What have we learned from this study? Perhaps, mainly, something about the reaction a certain subset of Australian women have to male penis size. However, we can also guess that human sexuality, including details such as this, are a product of our rather complex and difficult to parse culture. I am uncomfortable linking these results to either the behavior of paleolithic humans or to a model of sexual selection, given that human sexuality today is so diverse and clearly constructed from exposure to enculturation and lived experience. Is this scientific evidence that when people say things like “size does not matter” or “it’s how you use it that counts,” they are kidding? Perhaps. In Australia. But probably not.
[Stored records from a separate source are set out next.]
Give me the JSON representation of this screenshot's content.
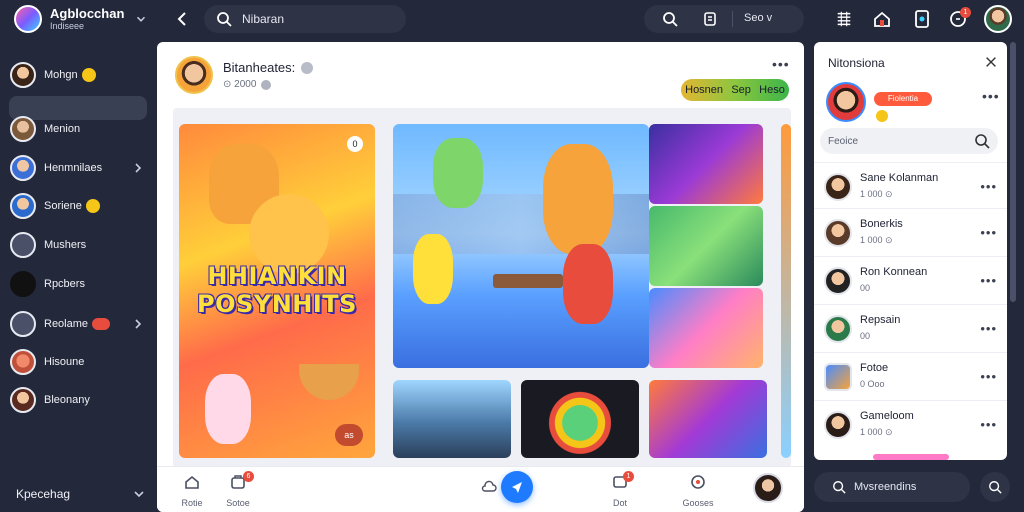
{
  "app": {
    "title": "Agblocchan",
    "subtitle": "Indiseee"
  },
  "topbar": {
    "search_label": "Nibaran",
    "sort_label": "Seo v",
    "notif_count": "1"
  },
  "sidebar": {
    "items": [
      {
        "label": "Mohgn"
      },
      {
        "label": ""
      },
      {
        "label": "Menion"
      },
      {
        "label": "Henmnilaes"
      },
      {
        "label": "Soriene"
      },
      {
        "label": "Mushers"
      },
      {
        "label": "Rpcbers"
      },
      {
        "label": "Reolame"
      },
      {
        "label": "Hisoune"
      },
      {
        "label": "Bleonany"
      }
    ],
    "footer_label": "Kpecehag"
  },
  "post": {
    "title": "Bitanheates:",
    "meta": "⊙ 2000",
    "tag_left": "Hosnen",
    "tag_mid": "Sep",
    "tag_right": "Heso",
    "hero_title": "HHIANKIN POSYNHITS",
    "hero_badge": "0",
    "hero_rate": "as"
  },
  "bottom_nav": [
    {
      "label": "Rotie"
    },
    {
      "label": "Sotoe",
      "badge": "6"
    },
    {
      "label": "Dot",
      "badge": "1"
    },
    {
      "label": "Gooses"
    }
  ],
  "right_panel": {
    "title": "Nitonsiona",
    "profile_tag": "Fiolentia",
    "search_placeholder": "Feoice",
    "rows": [
      {
        "name": "Sane Kolanman",
        "sub": "1 000 ⊙"
      },
      {
        "name": "Bonerkis",
        "sub": "1 000 ⊙"
      },
      {
        "name": "Ron Konnean",
        "sub": "00"
      },
      {
        "name": "Repsain",
        "sub": "00"
      },
      {
        "name": "Fotoe",
        "sub": "0   Ooo"
      },
      {
        "name": "Gameloom",
        "sub": "1 000 ⊙"
      }
    ],
    "bottom_search": "Mvsreendins"
  },
  "colors": {
    "bg": "#23283a",
    "accent": "#1e7bff",
    "badge": "#e74c3c"
  }
}
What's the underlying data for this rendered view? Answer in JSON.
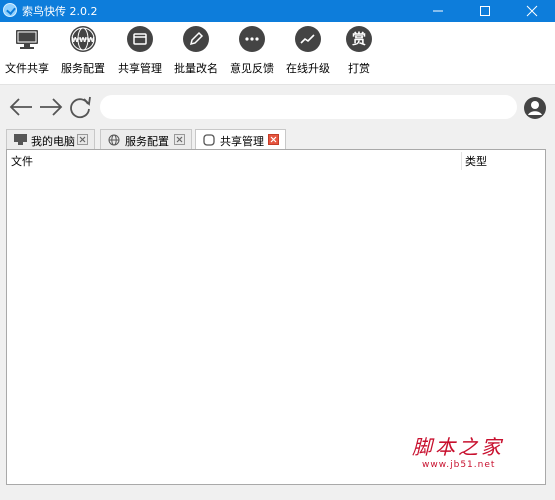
{
  "window": {
    "title": "索鸟快传 2.0.2"
  },
  "toolbar": {
    "items": [
      {
        "label": "文件共享",
        "icon": "monitor-icon"
      },
      {
        "label": "服务配置",
        "icon": "www-globe-icon"
      },
      {
        "label": "共享管理",
        "icon": "window-icon"
      },
      {
        "label": "批量改名",
        "icon": "pencil-icon"
      },
      {
        "label": "意见反馈",
        "icon": "chat-icon"
      },
      {
        "label": "在线升级",
        "icon": "trend-icon"
      },
      {
        "label": "打赏",
        "icon": "reward-icon",
        "glyph": "赏"
      }
    ],
    "www_text": "WWW"
  },
  "nav": {
    "address_value": ""
  },
  "tabs": [
    {
      "label": "我的电脑",
      "icon": "monitor-icon",
      "active": false
    },
    {
      "label": "服务配置",
      "icon": "globe-icon",
      "active": false
    },
    {
      "label": "共享管理",
      "icon": "window-icon",
      "active": true
    }
  ],
  "table": {
    "columns": [
      "文件",
      "类型"
    ],
    "rows": []
  },
  "watermark": {
    "main": "脚本之家",
    "url": "www.jb51.net"
  },
  "colors": {
    "titlebar": "#0d7ddb",
    "icon_dark": "#444444",
    "watermark": "#c8102e"
  }
}
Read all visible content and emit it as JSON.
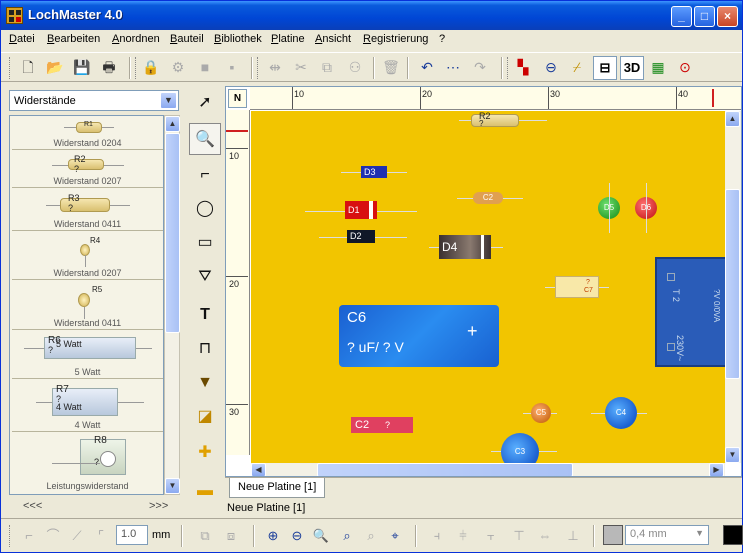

To me, a more interesting study would look at biological and cultural variations in the relationship between flaccid penis size and erect penis size, and how information about these things would be made available in different normative cultural settings. For instance, I would predict that if penis size matters in relation to either female mate choice or male-male competition, this relationship would be strong (and flaccid penises generally larger) in societies where men don’t cover up, but uncorrelated (with little selection on flaccid penis size) in societies where men do cover up.

See also this at The Stochastic Scientist.

Mautz, B., Wong, B., Peters, R., & Jennions, M. (2013). Penis size interacts with body shape and height to influence male attractiveness Proceedings of the National Academy of Sciences DOI: 10.1073/pnas.1219361110